Some have compared the XOS 2 exoskeleton to Tony Stark’s suit in the recent Iron Man movies. However, given the bulk of modern exoskeletons, they’re really more like the Power Loaders from Aliens. Panasonic also claims that they are developing a power loader, which you can see an early design of in this video:
Whichever movie robot you choose to compare them to, exoskeletons have well and truly arrived.
2. ED-209 – Robocop (1987)
The ED 209 was a giant, machine-gun wielding robot that malfunctions at the start of Robocop, killing a room full of suited executives — possibly the most catastrophic case of Vorführeffekt ever (a German word meaning “demo effect” that refers to the fact that something will always go wrong in a live demo).
Military robots with guns are making their way onto the battlefield whether we like it or not. The HDT Protector might not have legs like the ED 209, but it does have a machine gun. It’s not automated, but new military robots are capable of automated targeting. The physical design imagined for ED 209 was an imposing two-legged affair, and looked worryingly similar to the real-life US mech-suit Megabot 2.
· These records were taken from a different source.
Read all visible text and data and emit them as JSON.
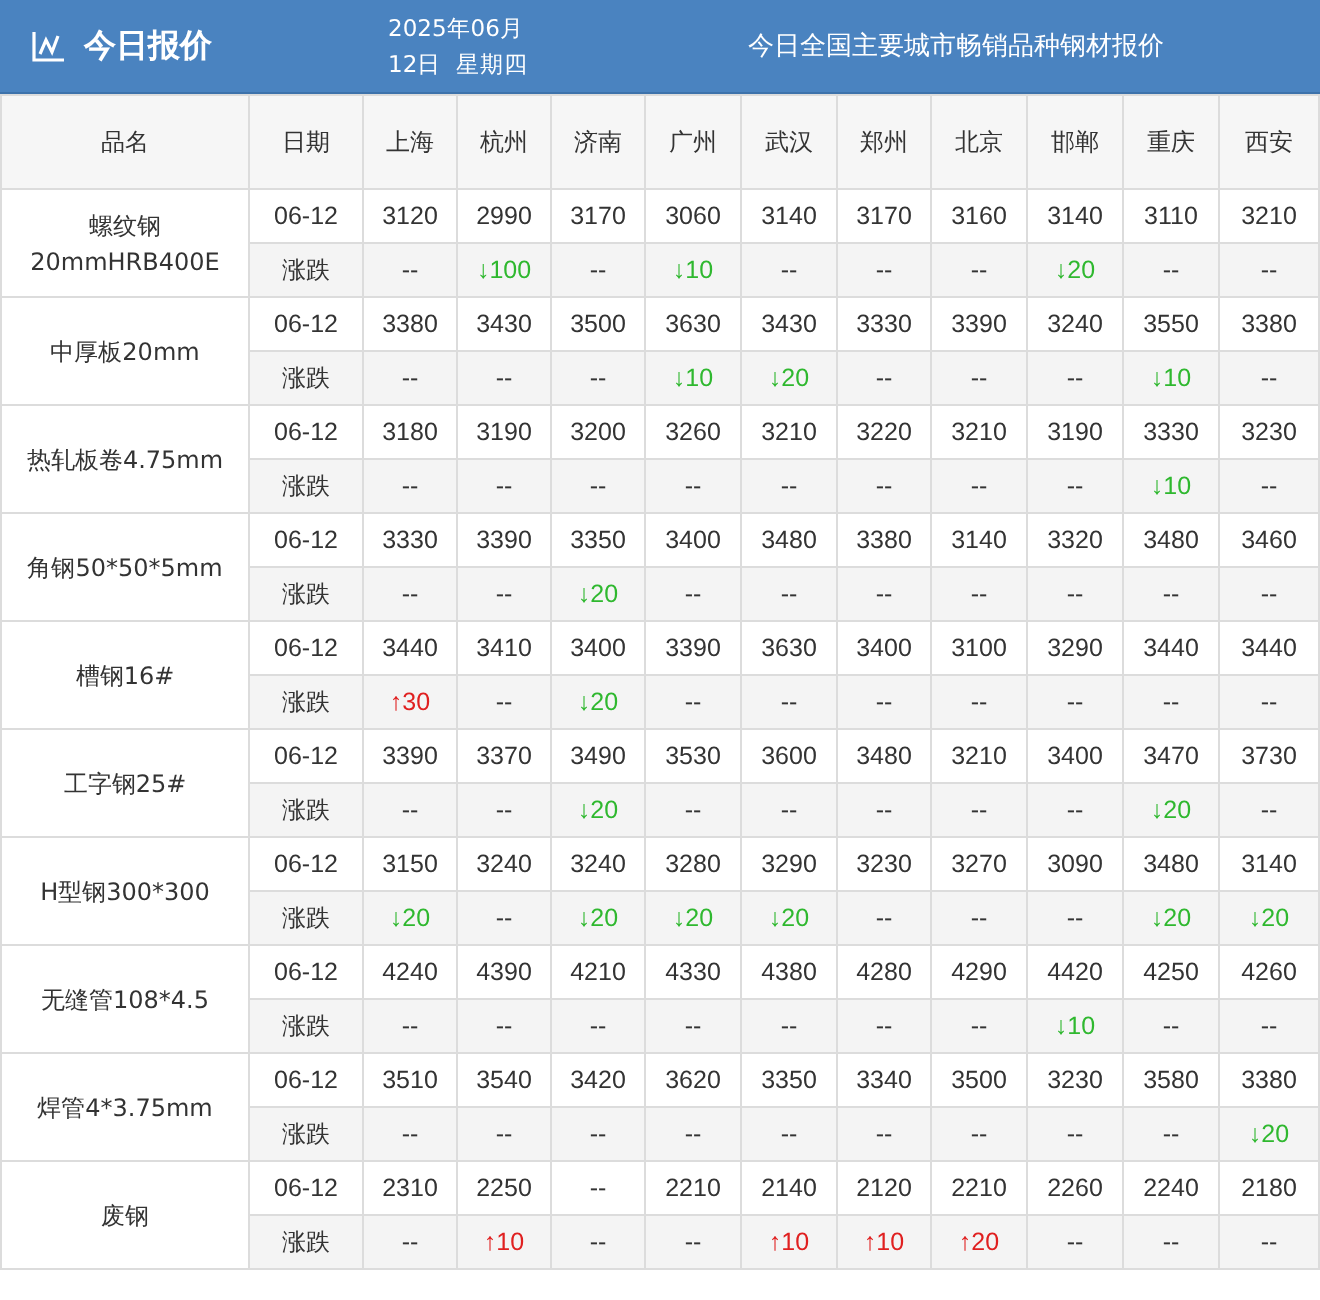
{
  "header": {
    "title": "今日报价",
    "date_line_1": "2025年06月",
    "date_line_2": "12日  星期四",
    "subtitle": "今日全国主要城市畅销品种钢材报价"
  },
  "columns": [
    "品名",
    "日期",
    "上海",
    "杭州",
    "济南",
    "广州",
    "武汉",
    "郑州",
    "北京",
    "邯郸",
    "重庆",
    "西安"
  ],
  "products": [
    {
      "name_lines": [
        "螺纹钢",
        "20mmHRB400E"
      ],
      "date": "06-12",
      "change_label": "涨跌",
      "prices": [
        "3120",
        "2990",
        "3170",
        "3060",
        "3140",
        "3170",
        "3160",
        "3140",
        "3110",
        "3210"
      ],
      "changes": [
        {
          "text": "--",
          "kind": "flat"
        },
        {
          "text": "↓100",
          "kind": "down"
        },
        {
          "text": "--",
          "kind": "flat"
        },
        {
          "text": "↓10",
          "kind": "down"
        },
        {
          "text": "--",
          "kind": "flat"
        },
        {
          "text": "--",
          "kind": "flat"
        },
        {
          "text": "--",
          "kind": "flat"
        },
        {
          "text": "↓20",
          "kind": "down"
        },
        {
          "text": "--",
          "kind": "flat"
        },
        {
          "text": "--",
          "kind": "flat"
        }
      ]
    },
    {
      "name_lines": [
        "中厚板20mm"
      ],
      "date": "06-12",
      "change_label": "涨跌",
      "prices": [
        "3380",
        "3430",
        "3500",
        "3630",
        "3430",
        "3330",
        "3390",
        "3240",
        "3550",
        "3380"
      ],
      "changes": [
        {
          "text": "--",
          "kind": "flat"
        },
        {
          "text": "--",
          "kind": "flat"
        },
        {
          "text": "--",
          "kind": "flat"
        },
        {
          "text": "↓10",
          "kind": "down"
        },
        {
          "text": "↓20",
          "kind": "down"
        },
        {
          "text": "--",
          "kind": "flat"
        },
        {
          "text": "--",
          "kind": "flat"
        },
        {
          "text": "--",
          "kind": "flat"
        },
        {
          "text": "↓10",
          "kind": "down"
        },
        {
          "text": "--",
          "kind": "flat"
        }
      ]
    },
    {
      "name_lines": [
        "热轧板卷4.75mm"
      ],
      "date": "06-12",
      "change_label": "涨跌",
      "prices": [
        "3180",
        "3190",
        "3200",
        "3260",
        "3210",
        "3220",
        "3210",
        "3190",
        "3330",
        "3230"
      ],
      "changes": [
        {
          "text": "--",
          "kind": "flat"
        },
        {
          "text": "--",
          "kind": "flat"
        },
        {
          "text": "--",
          "kind": "flat"
        },
        {
          "text": "--",
          "kind": "flat"
        },
        {
          "text": "--",
          "kind": "flat"
        },
        {
          "text": "--",
          "kind": "flat"
        },
        {
          "text": "--",
          "kind": "flat"
        },
        {
          "text": "--",
          "kind": "flat"
        },
        {
          "text": "↓10",
          "kind": "down"
        },
        {
          "text": "--",
          "kind": "flat"
        }
      ]
    },
    {
      "name_lines": [
        "角钢50*50*5mm"
      ],
      "date": "06-12",
      "change_label": "涨跌",
      "prices": [
        "3330",
        "3390",
        "3350",
        "3400",
        "3480",
        "3380",
        "3140",
        "3320",
        "3480",
        "3460"
      ],
      "changes": [
        {
          "text": "--",
          "kind": "flat"
        },
        {
          "text": "--",
          "kind": "flat"
        },
        {
          "text": "↓20",
          "kind": "down"
        },
        {
          "text": "--",
          "kind": "flat"
        },
        {
          "text": "--",
          "kind": "flat"
        },
        {
          "text": "--",
          "kind": "flat"
        },
        {
          "text": "--",
          "kind": "flat"
        },
        {
          "text": "--",
          "kind": "flat"
        },
        {
          "text": "--",
          "kind": "flat"
        },
        {
          "text": "--",
          "kind": "flat"
        }
      ]
    },
    {
      "name_lines": [
        "槽钢16#"
      ],
      "date": "06-12",
      "change_label": "涨跌",
      "prices": [
        "3440",
        "3410",
        "3400",
        "3390",
        "3630",
        "3400",
        "3100",
        "3290",
        "3440",
        "3440"
      ],
      "changes": [
        {
          "text": "↑30",
          "kind": "up"
        },
        {
          "text": "--",
          "kind": "flat"
        },
        {
          "text": "↓20",
          "kind": "down"
        },
        {
          "text": "--",
          "kind": "flat"
        },
        {
          "text": "--",
          "kind": "flat"
        },
        {
          "text": "--",
          "kind": "flat"
        },
        {
          "text": "--",
          "kind": "flat"
        },
        {
          "text": "--",
          "kind": "flat"
        },
        {
          "text": "--",
          "kind": "flat"
        },
        {
          "text": "--",
          "kind": "flat"
        }
      ]
    },
    {
      "name_lines": [
        "工字钢25#"
      ],
      "date": "06-12",
      "change_label": "涨跌",
      "prices": [
        "3390",
        "3370",
        "3490",
        "3530",
        "3600",
        "3480",
        "3210",
        "3400",
        "3470",
        "3730"
      ],
      "changes": [
        {
          "text": "--",
          "kind": "flat"
        },
        {
          "text": "--",
          "kind": "flat"
        },
        {
          "text": "↓20",
          "kind": "down"
        },
        {
          "text": "--",
          "kind": "flat"
        },
        {
          "text": "--",
          "kind": "flat"
        },
        {
          "text": "--",
          "kind": "flat"
        },
        {
          "text": "--",
          "kind": "flat"
        },
        {
          "text": "--",
          "kind": "flat"
        },
        {
          "text": "↓20",
          "kind": "down"
        },
        {
          "text": "--",
          "kind": "flat"
        }
      ]
    },
    {
      "name_lines": [
        "H型钢300*300"
      ],
      "date": "06-12",
      "change_label": "涨跌",
      "prices": [
        "3150",
        "3240",
        "3240",
        "3280",
        "3290",
        "3230",
        "3270",
        "3090",
        "3480",
        "3140"
      ],
      "changes": [
        {
          "text": "↓20",
          "kind": "down"
        },
        {
          "text": "--",
          "kind": "flat"
        },
        {
          "text": "↓20",
          "kind": "down"
        },
        {
          "text": "↓20",
          "kind": "down"
        },
        {
          "text": "↓20",
          "kind": "down"
        },
        {
          "text": "--",
          "kind": "flat"
        },
        {
          "text": "--",
          "kind": "flat"
        },
        {
          "text": "--",
          "kind": "flat"
        },
        {
          "text": "↓20",
          "kind": "down"
        },
        {
          "text": "↓20",
          "kind": "down"
        }
      ]
    },
    {
      "name_lines": [
        "无缝管108*4.5"
      ],
      "date": "06-12",
      "change_label": "涨跌",
      "prices": [
        "4240",
        "4390",
        "4210",
        "4330",
        "4380",
        "4280",
        "4290",
        "4420",
        "4250",
        "4260"
      ],
      "changes": [
        {
          "text": "--",
          "kind": "flat"
        },
        {
          "text": "--",
          "kind": "flat"
        },
        {
          "text": "--",
          "kind": "flat"
        },
        {
          "text": "--",
          "kind": "flat"
        },
        {
          "text": "--",
          "kind": "flat"
        },
        {
          "text": "--",
          "kind": "flat"
        },
        {
          "text": "--",
          "kind": "flat"
        },
        {
          "text": "↓10",
          "kind": "down"
        },
        {
          "text": "--",
          "kind": "flat"
        },
        {
          "text": "--",
          "kind": "flat"
        }
      ]
    },
    {
      "name_lines": [
        "焊管4*3.75mm"
      ],
      "date": "06-12",
      "change_label": "涨跌",
      "prices": [
        "3510",
        "3540",
        "3420",
        "3620",
        "3350",
        "3340",
        "3500",
        "3230",
        "3580",
        "3380"
      ],
      "changes": [
        {
          "text": "--",
          "kind": "flat"
        },
        {
          "text": "--",
          "kind": "flat"
        },
        {
          "text": "--",
          "kind": "flat"
        },
        {
          "text": "--",
          "kind": "flat"
        },
        {
          "text": "--",
          "kind": "flat"
        },
        {
          "text": "--",
          "kind": "flat"
        },
        {
          "text": "--",
          "kind": "flat"
        },
        {
          "text": "--",
          "kind": "flat"
        },
        {
          "text": "--",
          "kind": "flat"
        },
        {
          "text": "↓20",
          "kind": "down"
        }
      ]
    },
    {
      "name_lines": [
        "废钢"
      ],
      "date": "06-12",
      "change_label": "涨跌",
      "prices": [
        "2310",
        "2250",
        "--",
        "2210",
        "2140",
        "2120",
        "2210",
        "2260",
        "2240",
        "2180"
      ],
      "changes": [
        {
          "text": "--",
          "kind": "flat"
        },
        {
          "text": "↑10",
          "kind": "up"
        },
        {
          "text": "--",
          "kind": "flat"
        },
        {
          "text": "--",
          "kind": "flat"
        },
        {
          "text": "↑10",
          "kind": "up"
        },
        {
          "text": "↑10",
          "kind": "up"
        },
        {
          "text": "↑20",
          "kind": "up"
        },
        {
          "text": "--",
          "kind": "flat"
        },
        {
          "text": "--",
          "kind": "flat"
        },
        {
          "text": "--",
          "kind": "flat"
        }
      ]
    }
  ]
}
If the rumors of a new Knight Rider movie coming out in 2016 were true (it seems they’re not, but it’s hard to tell with internet rumors) it would be perfect timing to correspond with the birth of a real life Knight Rider. Next March, Chinese startup Youxia Motors is set to release its KITT inspired electric car. Modeled on the famous robotic automobile, it comes complete with an Android-based operating system called KITT OS.
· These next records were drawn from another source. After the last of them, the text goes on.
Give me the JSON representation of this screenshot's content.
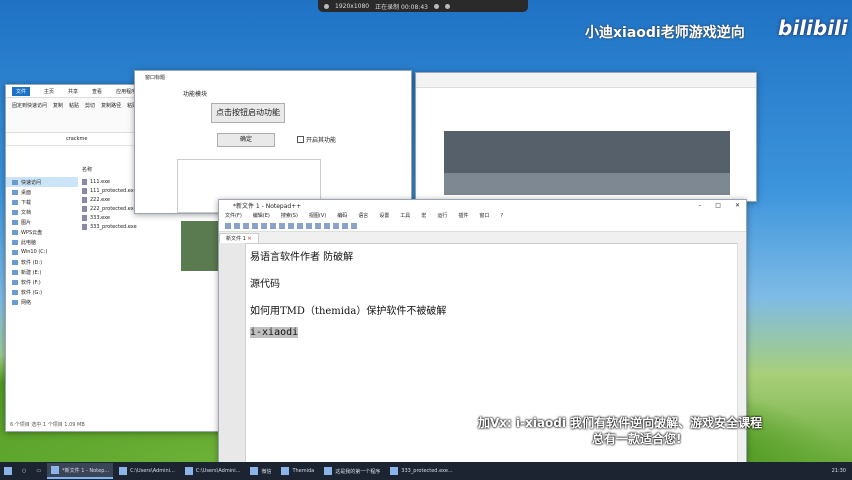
{
  "recorder": {
    "resolution": "1920x1080",
    "status": "正在录制 00:08:43"
  },
  "watermark": {
    "channel": "小迪xiaodi老师游戏逆向",
    "logo": "bilibili"
  },
  "explorer": {
    "tabs": [
      "文件",
      "主页",
      "共享",
      "查看",
      "应用程序工具"
    ],
    "ribbon_items": [
      "固定到快速访问",
      "复制",
      "粘贴",
      "剪切",
      "复制路径",
      "粘贴快捷方式"
    ],
    "breadcrumb": "crackme",
    "nav": [
      "快速访问",
      "桌面",
      "下载",
      "文档",
      "图片",
      "WPS云盘",
      "此电脑",
      "Win10 (C:)",
      "软件 (D:)",
      "新建 (E:)",
      "软件 (F:)",
      "软件 (G:)",
      "网络"
    ],
    "column_header": "名称",
    "files": [
      "111.exe",
      "111_protected.exe",
      "222.exe",
      "222_protected.exe",
      "333.exe",
      "333_protected.exe"
    ],
    "status": "6 个项目   选中 1 个项目 1.09 MB"
  },
  "dialog": {
    "title": "窗口标题",
    "group": "功能模块",
    "start_button": "点击按钮启动功能",
    "ok_button": "确定",
    "checkbox": "开启其功能"
  },
  "npp": {
    "title": "*新文件 1 - Notepad++",
    "menu": [
      "文件(F)",
      "编辑(E)",
      "搜索(S)",
      "视图(V)",
      "编码",
      "语言",
      "设置",
      "工具",
      "宏",
      "运行",
      "插件",
      "窗口",
      "?"
    ],
    "tab": "新文件 1",
    "lines": [
      "易语言软件作者 防破解",
      "源代码",
      "如何用TMD（themida）保护软件不被破解",
      "i-xiaodi"
    ]
  },
  "overlay": {
    "line1": "加Vx: i-xiaodi 我们有软件逆向破解、游戏安全课程",
    "line2": "总有一款适合您!"
  },
  "taskbar": {
    "items": [
      "*新文件 1 - Notep...",
      "C:\\Users\\Admini...",
      "C:\\Users\\Admini...",
      "微信",
      "Themida",
      "这是我的第一个程序",
      "333_protected.exe..."
    ],
    "time": "21:30"
  }
}
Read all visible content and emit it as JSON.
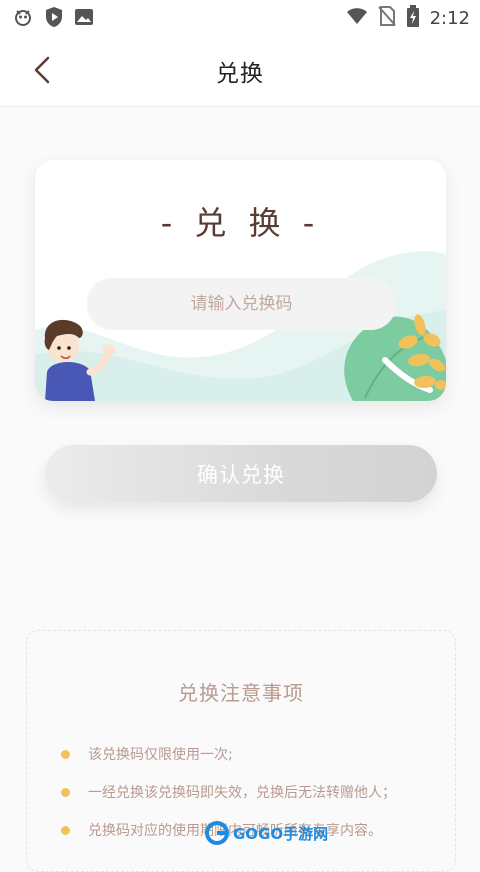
{
  "status_bar": {
    "time": "2:12",
    "icons": [
      "bug-icon",
      "shield-play-icon",
      "image-icon",
      "wifi-icon",
      "no-sim-icon",
      "battery-charging-icon"
    ]
  },
  "header": {
    "title": "兑换",
    "back_icon": "chevron-left-icon"
  },
  "card": {
    "heading": "- 兑 换 -",
    "input_placeholder": "请输入兑换码",
    "input_value": ""
  },
  "confirm_button": {
    "label": "确认兑换"
  },
  "notice": {
    "title": "兑换注意事项",
    "items": [
      "该兑换码仅限使用一次;",
      "一经兑换该兑换码即失效，兑换后无法转赠他人；",
      "兑换码对应的使用期限内可畅听所有专享内容。"
    ]
  },
  "watermark": {
    "text": "GOGO手游网"
  },
  "colors": {
    "accent_bullet": "#f2c15a",
    "heading_brown": "#5a3b34",
    "muted_text": "#b89a90",
    "leaf_green": "#7ccba1"
  }
}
The Youxia X might not be a complete KITT in itself, but autonomous cars have really come far in the last few years and several of the technologies featured on-screen are now possible. Self driving and collision avoidance are looking to be standard features on many new cars. The so-called “anamorphic-equalizer” — a flashing line of red lights that acted as the cars “eyes” — were infra-red on TV but nowadays they’d probably be LIDAR (though hopefully not so easily hacked as today’s LIDAR). Also, KITT’s engine was a true hybrid, running on various fuels including hydrogen and electric, like a growing number of modern cars.
4. R2D2 – Star Wars Trilogy (1977 to 1983)
Yes, we have covered Star Wars robots already. Despite this, R2D2 really deserves a mention. This droid has earned its place in the robot hall of fame because it’s actually one of the most realistic robots on this list. Largely, this is because the physical design of the robot is pretty basic. However, many of its more advanced, futuristic technologies have actually become possible since they were first dreamed up in the 70s.
R2D2’s impressive list of equipment included a fusion welder, buzz saw and all-terrain treads; all well-proven technologies. In fact, modern technology has surpassed some of the droid’s more futuristic capabilities. Instead of the universal connectivity it got through a plug-in “scomp link”, we’d now probably use bluetooth. These days, its “power recharge coupler” could be upgraded to wireless charging. Its flight capabilities were similar to that of modern autopilots.
But what about the famous holographic projector? This August we all learned how to make holographic projectors out of our smartphones, using the same technique that full sized holographic projectors have been using for a few years.
There is even a real-life R2D2 Builders Club, whose members often meet to show off their hundreds of R2D2 replicas. Most of these replicas probably don’t have the droid’s more advanced features, but it would only take one enterprising robot-builder to turn R2D2 into a reality.
As more technologies catch up with fiction, we might continue to see some of the classic movie robots become realistic possibilities. Right now, it looks like AI will always be the limiting factor from making truly realistic replicas, but you never know.
If you liked this article, you may also be interested in:
- The real soft robots that inspired Baymax, with Chris Atkeson
- The robots in Ex Machina: VFX Q&A with Andrew Whitehurst
- Why do people love robots? Find out in this Botscar-winning Robot Film Festival short
- From sideshow to main event, drones are making their mark in entertainment